* [Instructions for the task]: Could you give the data below again, exactly and completely?

* [Stored dataset items]:
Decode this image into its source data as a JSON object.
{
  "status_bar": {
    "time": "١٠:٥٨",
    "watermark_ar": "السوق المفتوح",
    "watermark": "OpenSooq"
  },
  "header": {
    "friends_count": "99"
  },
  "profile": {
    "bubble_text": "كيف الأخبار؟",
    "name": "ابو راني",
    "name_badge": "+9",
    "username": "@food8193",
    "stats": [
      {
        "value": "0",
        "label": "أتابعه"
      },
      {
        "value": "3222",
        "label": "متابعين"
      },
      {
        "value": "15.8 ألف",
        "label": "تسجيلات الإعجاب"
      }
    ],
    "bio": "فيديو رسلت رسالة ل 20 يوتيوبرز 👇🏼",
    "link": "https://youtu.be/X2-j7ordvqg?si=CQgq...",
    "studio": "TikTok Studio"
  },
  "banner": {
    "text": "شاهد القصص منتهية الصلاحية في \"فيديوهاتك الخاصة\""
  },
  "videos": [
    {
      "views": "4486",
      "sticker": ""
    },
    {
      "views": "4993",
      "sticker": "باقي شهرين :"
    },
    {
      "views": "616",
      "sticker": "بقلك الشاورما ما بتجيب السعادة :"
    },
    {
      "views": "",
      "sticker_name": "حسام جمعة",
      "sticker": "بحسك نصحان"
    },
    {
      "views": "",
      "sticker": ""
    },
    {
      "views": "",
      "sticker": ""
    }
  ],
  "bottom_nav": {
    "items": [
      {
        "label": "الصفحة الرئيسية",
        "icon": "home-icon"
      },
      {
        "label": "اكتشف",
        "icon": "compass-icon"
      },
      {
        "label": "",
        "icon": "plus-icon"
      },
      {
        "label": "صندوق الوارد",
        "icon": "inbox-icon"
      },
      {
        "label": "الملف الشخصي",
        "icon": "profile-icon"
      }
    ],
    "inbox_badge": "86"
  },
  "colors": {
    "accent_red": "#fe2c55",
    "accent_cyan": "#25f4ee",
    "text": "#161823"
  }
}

* [Final answer]:
Decode this image into its source data as a JSON object.
{
  "status_bar": {
    "time": "١٠:٥٨",
    "watermark_ar": "السوق المفتوح",
    "watermark": "OpenSooq"
  },
  "header": {
    "friends_count": "99"
  },
  "profile": {
    "bubble_text": "كيف الأخبار؟",
    "name": "ابو راني",
    "name_badge": "+9",
    "username": "@food8193",
    "stats": [
      {
        "value": "0",
        "label": "أتابعه"
      },
      {
        "value": "3222",
        "label": "متابعين"
      },
      {
        "value": "15.8 ألف",
        "label": "تسجيلات الإعجاب"
      }
    ],
    "bio": "فيديو رسلت رسالة ل 20 يوتيوبرز 👇🏼",
    "link": "https://youtu.be/X2-j7ordvqg?si=CQgq...",
    "studio": "TikTok Studio"
  },
  "banner": {
    "text": "شاهد القصص منتهية الصلاحية في \"فيديوهاتك الخاصة\""
  },
  "videos": [
    {
      "views": "4486",
      "sticker": ""
    },
    {
      "views": "4993",
      "sticker": "باقي شهرين :"
    },
    {
      "views": "616",
      "sticker": "بقلك الشاورما ما بتجيب السعادة :"
    },
    {
      "views": "",
      "sticker_name": "حسام جمعة",
      "sticker": "بحسك نصحان"
    },
    {
      "views": "",
      "sticker": ""
    },
    {
      "views": "",
      "sticker": ""
    }
  ],
  "bottom_nav": {
    "items": [
      {
        "label": "الصفحة الرئيسية",
        "icon": "home-icon"
      },
      {
        "label": "اكتشف",
        "icon": "compass-icon"
      },
      {
        "label": "",
        "icon": "plus-icon"
      },
      {
        "label": "صندوق الوارد",
        "icon": "inbox-icon"
      },
      {
        "label": "الملف الشخصي",
        "icon": "profile-icon"
      }
    ],
    "inbox_badge": "86"
  },
  "colors": {
    "accent_red": "#fe2c55",
    "accent_cyan": "#25f4ee",
    "text": "#161823"
  }
}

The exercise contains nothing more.